▶ _WHAT YOU ARE ASKED TO DO_: Look through the entries for the string "Rose", and copy each line that holds it.

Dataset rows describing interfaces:
-- -- --

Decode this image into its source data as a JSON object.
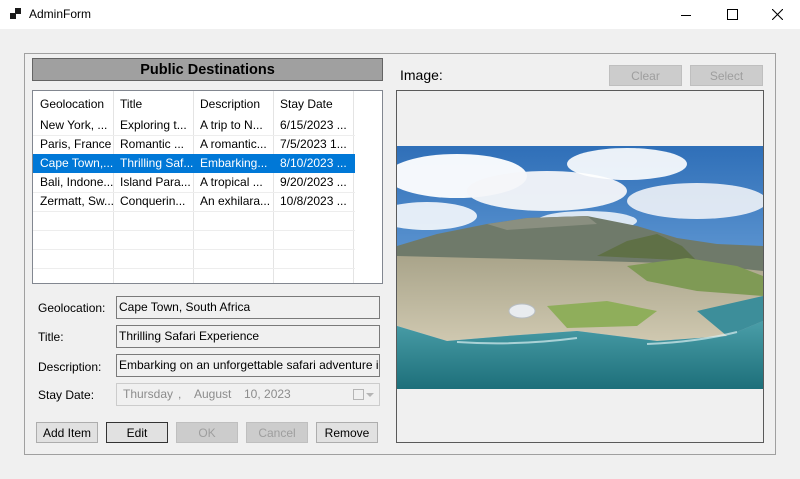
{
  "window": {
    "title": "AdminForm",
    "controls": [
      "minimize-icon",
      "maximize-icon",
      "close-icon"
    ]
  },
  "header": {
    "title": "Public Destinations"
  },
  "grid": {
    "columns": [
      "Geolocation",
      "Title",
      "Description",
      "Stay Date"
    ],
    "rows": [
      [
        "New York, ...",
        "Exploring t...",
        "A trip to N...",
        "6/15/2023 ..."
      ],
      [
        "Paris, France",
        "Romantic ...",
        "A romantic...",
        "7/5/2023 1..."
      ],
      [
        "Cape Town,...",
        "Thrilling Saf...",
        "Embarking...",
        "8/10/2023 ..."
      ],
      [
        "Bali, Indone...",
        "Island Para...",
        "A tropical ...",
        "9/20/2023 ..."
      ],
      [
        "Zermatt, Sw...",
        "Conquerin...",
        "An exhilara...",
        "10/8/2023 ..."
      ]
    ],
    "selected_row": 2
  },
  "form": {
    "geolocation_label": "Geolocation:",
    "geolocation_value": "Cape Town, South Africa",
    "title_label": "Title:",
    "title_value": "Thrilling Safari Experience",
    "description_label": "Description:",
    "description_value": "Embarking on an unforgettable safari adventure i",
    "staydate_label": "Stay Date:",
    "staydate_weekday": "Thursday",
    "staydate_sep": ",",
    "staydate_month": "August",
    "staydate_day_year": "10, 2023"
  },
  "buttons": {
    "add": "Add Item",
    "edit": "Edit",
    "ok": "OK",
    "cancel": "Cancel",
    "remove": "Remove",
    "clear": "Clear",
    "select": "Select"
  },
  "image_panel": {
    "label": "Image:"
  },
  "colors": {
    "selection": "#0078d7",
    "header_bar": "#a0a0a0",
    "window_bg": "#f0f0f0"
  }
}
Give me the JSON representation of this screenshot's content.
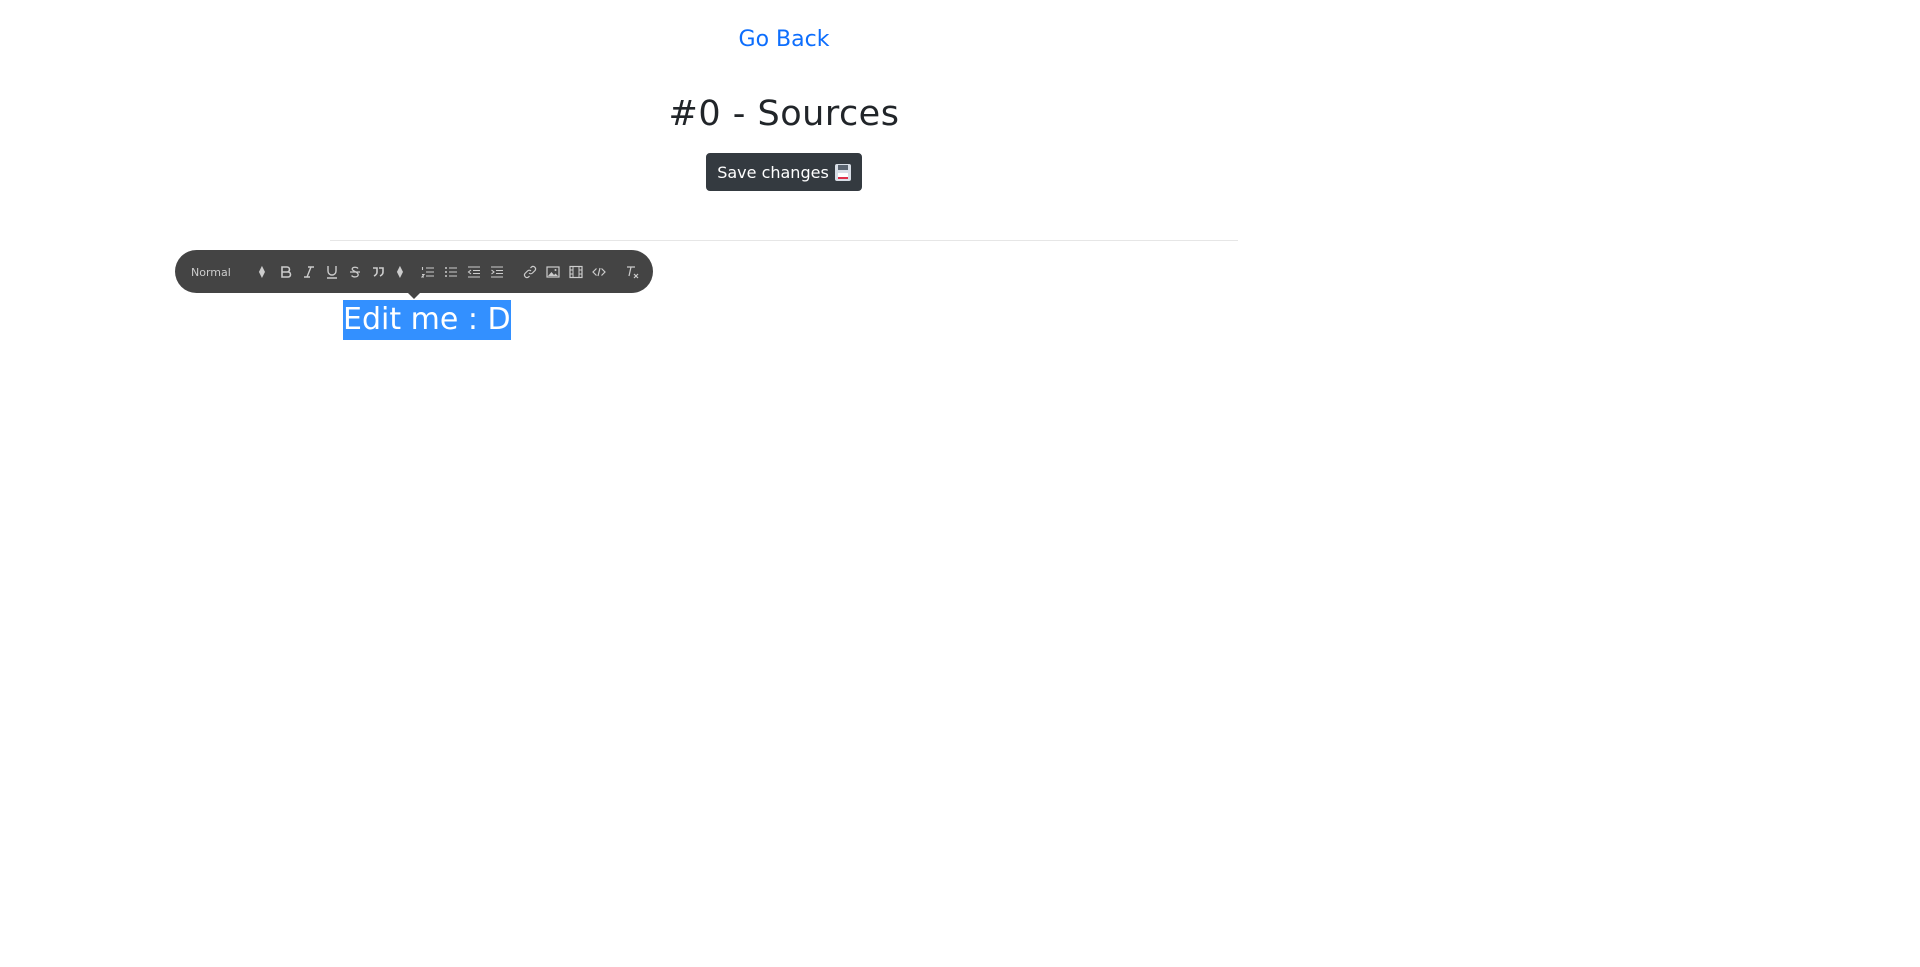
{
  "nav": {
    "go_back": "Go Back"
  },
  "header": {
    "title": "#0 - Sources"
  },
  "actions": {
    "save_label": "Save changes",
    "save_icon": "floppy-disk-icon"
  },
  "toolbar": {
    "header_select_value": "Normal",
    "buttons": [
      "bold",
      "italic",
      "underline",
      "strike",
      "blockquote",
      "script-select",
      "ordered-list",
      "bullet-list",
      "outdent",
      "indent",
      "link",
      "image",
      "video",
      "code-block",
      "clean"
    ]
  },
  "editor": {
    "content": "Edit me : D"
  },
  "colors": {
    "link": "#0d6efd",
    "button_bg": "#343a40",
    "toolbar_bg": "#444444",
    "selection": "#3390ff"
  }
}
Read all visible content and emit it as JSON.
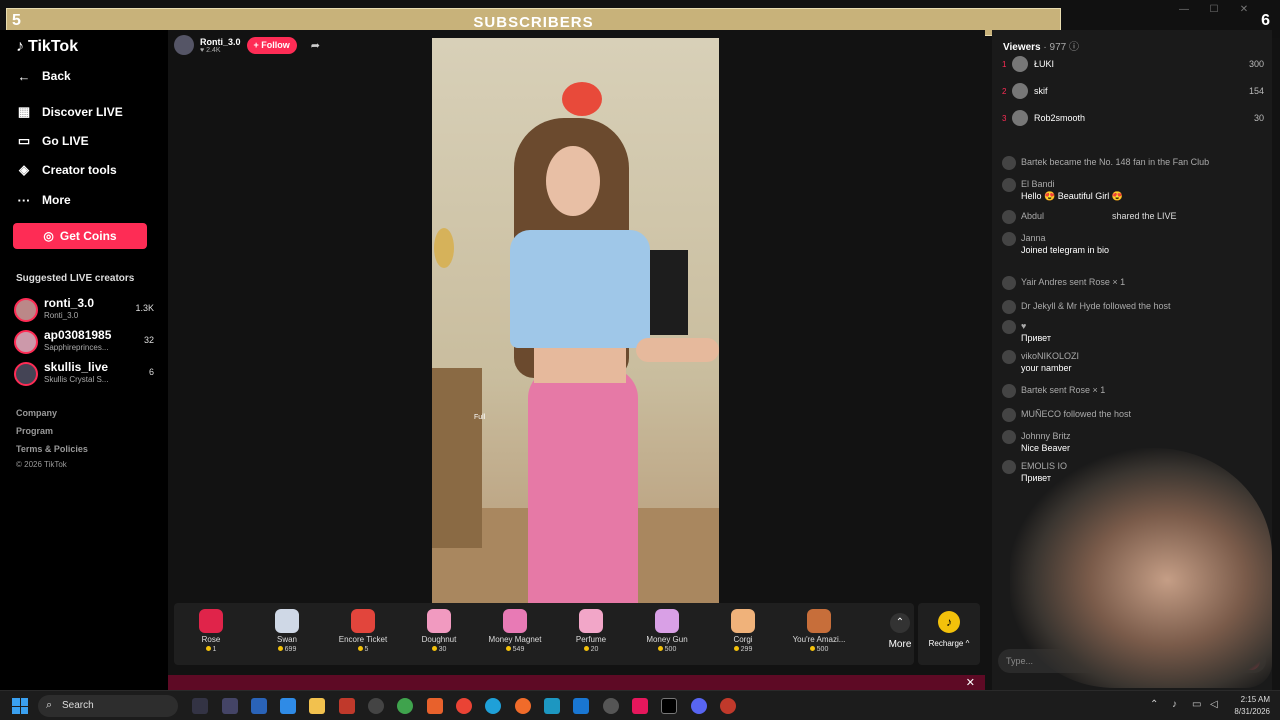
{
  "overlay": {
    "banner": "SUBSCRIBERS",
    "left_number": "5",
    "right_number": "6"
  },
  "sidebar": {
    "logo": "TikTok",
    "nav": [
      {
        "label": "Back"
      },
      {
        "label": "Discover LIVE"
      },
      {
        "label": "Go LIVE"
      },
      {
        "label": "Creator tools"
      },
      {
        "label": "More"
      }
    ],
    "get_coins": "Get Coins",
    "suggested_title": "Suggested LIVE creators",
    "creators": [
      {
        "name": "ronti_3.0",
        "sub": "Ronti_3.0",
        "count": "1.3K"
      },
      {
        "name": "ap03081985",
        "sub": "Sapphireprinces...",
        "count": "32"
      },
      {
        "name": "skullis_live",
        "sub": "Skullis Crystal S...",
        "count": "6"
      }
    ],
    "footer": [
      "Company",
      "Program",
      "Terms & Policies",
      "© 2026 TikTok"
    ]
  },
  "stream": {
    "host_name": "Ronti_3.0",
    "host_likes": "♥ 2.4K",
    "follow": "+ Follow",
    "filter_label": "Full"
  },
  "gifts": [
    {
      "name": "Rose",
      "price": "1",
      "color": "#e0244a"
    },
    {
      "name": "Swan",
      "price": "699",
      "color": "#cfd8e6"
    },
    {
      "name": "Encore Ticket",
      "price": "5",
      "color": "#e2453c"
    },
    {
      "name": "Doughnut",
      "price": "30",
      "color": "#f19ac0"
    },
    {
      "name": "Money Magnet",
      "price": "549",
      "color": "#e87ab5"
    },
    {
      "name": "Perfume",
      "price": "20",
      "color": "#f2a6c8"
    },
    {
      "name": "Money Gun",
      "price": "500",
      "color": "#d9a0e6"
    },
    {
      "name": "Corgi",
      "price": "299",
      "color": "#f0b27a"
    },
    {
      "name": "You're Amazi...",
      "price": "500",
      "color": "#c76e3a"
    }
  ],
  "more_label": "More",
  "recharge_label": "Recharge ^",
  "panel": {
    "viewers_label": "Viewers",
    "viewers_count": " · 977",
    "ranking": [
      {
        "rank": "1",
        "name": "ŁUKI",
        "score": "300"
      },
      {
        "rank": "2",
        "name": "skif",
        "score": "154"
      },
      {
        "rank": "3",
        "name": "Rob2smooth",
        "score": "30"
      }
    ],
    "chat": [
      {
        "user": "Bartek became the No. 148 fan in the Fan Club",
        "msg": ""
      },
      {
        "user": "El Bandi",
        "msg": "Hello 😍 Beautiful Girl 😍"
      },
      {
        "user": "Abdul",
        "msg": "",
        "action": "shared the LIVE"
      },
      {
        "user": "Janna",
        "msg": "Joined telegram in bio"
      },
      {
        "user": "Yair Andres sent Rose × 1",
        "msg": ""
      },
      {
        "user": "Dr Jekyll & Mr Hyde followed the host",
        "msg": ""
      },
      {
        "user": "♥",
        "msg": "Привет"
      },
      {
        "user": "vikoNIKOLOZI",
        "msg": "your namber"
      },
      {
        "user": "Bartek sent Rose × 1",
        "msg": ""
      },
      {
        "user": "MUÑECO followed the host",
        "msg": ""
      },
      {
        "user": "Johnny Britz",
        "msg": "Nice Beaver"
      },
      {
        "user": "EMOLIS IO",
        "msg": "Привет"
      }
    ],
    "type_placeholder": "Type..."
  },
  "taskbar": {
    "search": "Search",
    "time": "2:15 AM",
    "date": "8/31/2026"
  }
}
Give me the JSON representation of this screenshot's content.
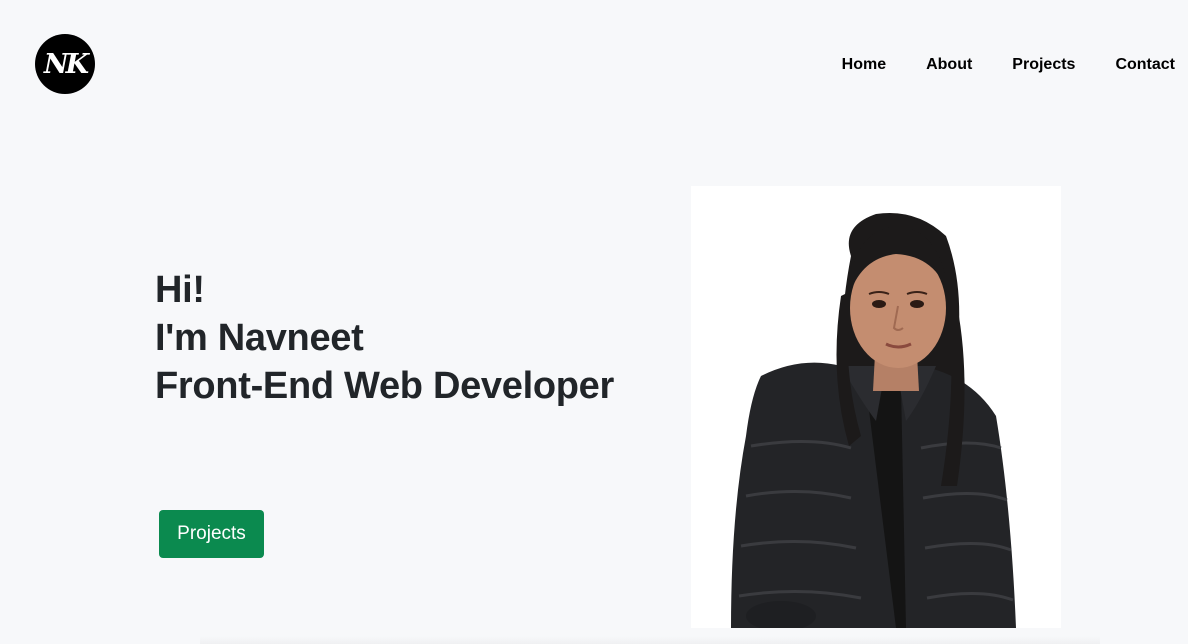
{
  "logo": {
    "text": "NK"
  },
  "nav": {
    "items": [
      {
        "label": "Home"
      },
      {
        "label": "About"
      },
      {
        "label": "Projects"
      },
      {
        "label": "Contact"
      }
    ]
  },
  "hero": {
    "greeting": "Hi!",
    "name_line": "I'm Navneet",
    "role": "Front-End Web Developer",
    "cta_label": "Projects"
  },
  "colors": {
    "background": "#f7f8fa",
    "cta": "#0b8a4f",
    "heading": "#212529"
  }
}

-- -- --

▶ _OUTPUT FOR THIS EXERCISE_:
      "name": "Rose",
        "user": "Yair Andres sent Rose × 1",
        "user": "Bartek sent Rose × 1",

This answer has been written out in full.